[Data records for software interfaces]
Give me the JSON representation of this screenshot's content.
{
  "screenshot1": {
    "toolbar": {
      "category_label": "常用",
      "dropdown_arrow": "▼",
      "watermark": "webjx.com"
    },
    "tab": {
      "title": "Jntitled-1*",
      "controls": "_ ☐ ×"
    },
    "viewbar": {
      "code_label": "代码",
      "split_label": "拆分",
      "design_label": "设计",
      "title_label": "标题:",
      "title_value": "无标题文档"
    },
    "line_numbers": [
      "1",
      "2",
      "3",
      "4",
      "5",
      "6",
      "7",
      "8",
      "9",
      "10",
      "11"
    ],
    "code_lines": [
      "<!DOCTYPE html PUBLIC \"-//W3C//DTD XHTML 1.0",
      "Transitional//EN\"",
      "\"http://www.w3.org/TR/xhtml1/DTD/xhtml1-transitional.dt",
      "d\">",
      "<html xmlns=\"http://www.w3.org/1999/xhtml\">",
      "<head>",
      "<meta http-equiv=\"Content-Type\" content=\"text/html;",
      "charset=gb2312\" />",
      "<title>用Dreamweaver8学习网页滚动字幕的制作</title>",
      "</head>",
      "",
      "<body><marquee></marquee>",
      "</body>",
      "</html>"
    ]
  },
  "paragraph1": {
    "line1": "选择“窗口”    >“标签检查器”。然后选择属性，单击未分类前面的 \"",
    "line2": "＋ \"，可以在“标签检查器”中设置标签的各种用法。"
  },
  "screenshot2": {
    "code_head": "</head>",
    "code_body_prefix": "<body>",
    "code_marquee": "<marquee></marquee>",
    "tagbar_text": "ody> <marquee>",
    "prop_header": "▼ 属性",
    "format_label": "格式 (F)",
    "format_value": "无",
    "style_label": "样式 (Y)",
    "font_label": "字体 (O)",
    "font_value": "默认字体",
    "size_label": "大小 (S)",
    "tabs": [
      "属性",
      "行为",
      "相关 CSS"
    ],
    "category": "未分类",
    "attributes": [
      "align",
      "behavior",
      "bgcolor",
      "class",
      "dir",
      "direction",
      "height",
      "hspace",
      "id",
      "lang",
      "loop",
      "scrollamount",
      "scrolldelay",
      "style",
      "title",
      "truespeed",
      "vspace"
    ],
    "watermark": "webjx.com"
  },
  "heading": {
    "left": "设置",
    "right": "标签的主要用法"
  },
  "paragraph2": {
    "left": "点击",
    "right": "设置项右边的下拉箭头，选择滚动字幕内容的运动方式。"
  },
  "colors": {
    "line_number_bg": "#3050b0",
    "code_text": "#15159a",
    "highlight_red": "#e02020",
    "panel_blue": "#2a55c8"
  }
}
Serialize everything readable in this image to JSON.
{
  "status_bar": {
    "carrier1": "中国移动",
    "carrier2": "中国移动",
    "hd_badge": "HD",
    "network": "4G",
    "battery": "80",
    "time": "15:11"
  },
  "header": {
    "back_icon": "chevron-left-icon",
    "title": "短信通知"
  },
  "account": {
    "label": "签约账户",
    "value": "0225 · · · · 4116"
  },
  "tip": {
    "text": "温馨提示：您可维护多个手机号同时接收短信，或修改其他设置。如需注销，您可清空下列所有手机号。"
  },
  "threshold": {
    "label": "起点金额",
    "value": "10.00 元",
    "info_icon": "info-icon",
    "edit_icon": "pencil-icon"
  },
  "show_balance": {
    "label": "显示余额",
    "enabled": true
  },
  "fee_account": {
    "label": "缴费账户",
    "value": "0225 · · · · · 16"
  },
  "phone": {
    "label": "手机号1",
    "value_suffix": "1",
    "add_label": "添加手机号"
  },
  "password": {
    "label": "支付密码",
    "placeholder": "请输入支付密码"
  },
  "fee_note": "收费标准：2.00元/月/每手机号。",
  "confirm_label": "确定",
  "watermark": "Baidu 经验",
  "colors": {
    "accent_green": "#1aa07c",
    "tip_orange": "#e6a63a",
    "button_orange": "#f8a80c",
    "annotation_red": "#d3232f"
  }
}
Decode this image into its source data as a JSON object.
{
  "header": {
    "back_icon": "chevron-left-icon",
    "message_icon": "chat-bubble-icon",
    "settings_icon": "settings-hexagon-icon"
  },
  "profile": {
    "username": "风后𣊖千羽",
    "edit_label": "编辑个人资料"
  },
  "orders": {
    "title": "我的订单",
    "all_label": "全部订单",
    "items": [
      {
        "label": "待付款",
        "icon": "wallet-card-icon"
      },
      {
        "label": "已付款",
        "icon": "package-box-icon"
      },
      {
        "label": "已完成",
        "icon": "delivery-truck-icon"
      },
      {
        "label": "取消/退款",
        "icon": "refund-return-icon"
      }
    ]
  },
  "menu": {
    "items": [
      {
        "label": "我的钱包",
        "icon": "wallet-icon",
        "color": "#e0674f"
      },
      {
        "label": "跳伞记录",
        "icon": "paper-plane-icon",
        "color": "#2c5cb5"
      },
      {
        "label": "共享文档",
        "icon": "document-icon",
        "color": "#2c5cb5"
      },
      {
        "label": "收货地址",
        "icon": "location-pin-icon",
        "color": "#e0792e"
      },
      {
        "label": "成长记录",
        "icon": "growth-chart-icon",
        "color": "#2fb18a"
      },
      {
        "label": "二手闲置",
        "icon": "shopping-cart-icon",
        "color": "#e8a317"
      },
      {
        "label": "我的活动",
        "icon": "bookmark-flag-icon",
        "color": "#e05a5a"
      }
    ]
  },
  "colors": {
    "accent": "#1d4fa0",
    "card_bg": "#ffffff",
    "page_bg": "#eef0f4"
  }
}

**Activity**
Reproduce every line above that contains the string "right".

**Written answer**
    "right": "标签的主要用法"
    "right": "设置项右边的下拉箭头，选择滚动字幕内容的运动方式。"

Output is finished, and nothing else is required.